that not all mothers did the things you did. Not all mothers made Halloween Costumes from scratch,
and then joined their kids trick-or-treating. Not all mothers had wakes and funerals for every pet
goldfish or turtle that met their maker. Not all mothers decorated every room in the house for every
single holiday — even St. Patrick's Day. You even had extra gifts under the tree on January 1st because
"the New Years' Baby had brought them." I took you for granted.
As the years went by, and we kids made our way in the world, you watched me make mistake after mistake.
You'd say enough to provide your insight, but no more. And you were there to catch me when I'd fall.
Years later, as an adult, you were still rescuing me; still teaching me; still leading by example.
You were a shining influence for my own son, who continues to adore you and cherish everything he
ever got from you. You were a mother to him during times when I was barely able to keep my own
You didn't live to see me succeed, Mom. You didn't see me fly. I've done many of the things now that
I always wanted to do. Things I wanted to show you I could do. I've lost a lot of weight, Mom. I am
healthy now. I have wonderful people in my life who I love dearly. I have a career that I am good
at, and that keeps evolving with me. I'm doing so many of the things I always wanted to do.
And I have so many more plans. I am totally living my life now. I am, in short, finally the person
you dreamed for me.
There are times I find myself feeling regret that you didn't get the chance to know many of the wonderful
people in my life. When I mentioned to Neil one day that I wish you'd gotten to meet him; to know him, he
said, "She knows, Lora. She knows." And I know he's right.
You're in my heart and my thoughts every single day. I miss our time together
so much. And I wish I could have voiced my appreciation so long ago.
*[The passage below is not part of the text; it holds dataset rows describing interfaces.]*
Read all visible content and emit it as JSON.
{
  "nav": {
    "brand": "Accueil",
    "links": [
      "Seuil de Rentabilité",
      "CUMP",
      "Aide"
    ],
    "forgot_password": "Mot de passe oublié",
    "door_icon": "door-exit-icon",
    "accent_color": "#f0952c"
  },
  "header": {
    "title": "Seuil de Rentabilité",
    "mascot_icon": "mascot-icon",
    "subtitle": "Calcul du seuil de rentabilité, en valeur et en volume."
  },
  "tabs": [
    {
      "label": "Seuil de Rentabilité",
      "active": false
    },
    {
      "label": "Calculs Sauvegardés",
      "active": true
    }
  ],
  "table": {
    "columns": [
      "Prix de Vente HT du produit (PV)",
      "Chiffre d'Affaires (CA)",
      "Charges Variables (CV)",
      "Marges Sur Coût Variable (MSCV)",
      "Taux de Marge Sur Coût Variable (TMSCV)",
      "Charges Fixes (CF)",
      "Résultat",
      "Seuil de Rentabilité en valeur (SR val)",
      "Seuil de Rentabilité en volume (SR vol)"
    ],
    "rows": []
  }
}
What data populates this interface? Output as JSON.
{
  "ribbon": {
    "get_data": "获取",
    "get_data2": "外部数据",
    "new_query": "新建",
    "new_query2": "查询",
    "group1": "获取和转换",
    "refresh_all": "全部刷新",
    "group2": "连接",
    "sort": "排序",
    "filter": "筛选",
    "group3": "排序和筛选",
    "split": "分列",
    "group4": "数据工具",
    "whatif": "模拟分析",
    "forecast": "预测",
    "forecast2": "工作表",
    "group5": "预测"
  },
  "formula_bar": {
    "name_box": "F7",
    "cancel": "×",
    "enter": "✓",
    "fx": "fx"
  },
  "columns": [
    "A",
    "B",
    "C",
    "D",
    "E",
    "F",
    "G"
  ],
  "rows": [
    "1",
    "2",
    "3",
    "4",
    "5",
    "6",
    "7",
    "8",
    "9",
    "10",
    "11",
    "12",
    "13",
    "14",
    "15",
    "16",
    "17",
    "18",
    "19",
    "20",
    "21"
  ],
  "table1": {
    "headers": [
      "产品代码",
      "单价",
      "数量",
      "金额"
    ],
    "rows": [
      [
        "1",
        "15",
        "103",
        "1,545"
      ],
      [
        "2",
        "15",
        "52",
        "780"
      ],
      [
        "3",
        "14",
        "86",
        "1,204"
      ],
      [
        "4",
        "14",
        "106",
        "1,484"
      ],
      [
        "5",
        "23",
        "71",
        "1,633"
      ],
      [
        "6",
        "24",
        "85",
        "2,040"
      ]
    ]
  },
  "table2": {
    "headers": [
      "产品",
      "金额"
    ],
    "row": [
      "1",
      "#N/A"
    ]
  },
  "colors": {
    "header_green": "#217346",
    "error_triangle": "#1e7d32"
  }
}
I love you. Thank you for everything. And Happy Mother's Day.
Copyright © May 2005 Lora Ruffner and Low Carb Luxury
Photography copyright © 2005 Neil Beaty.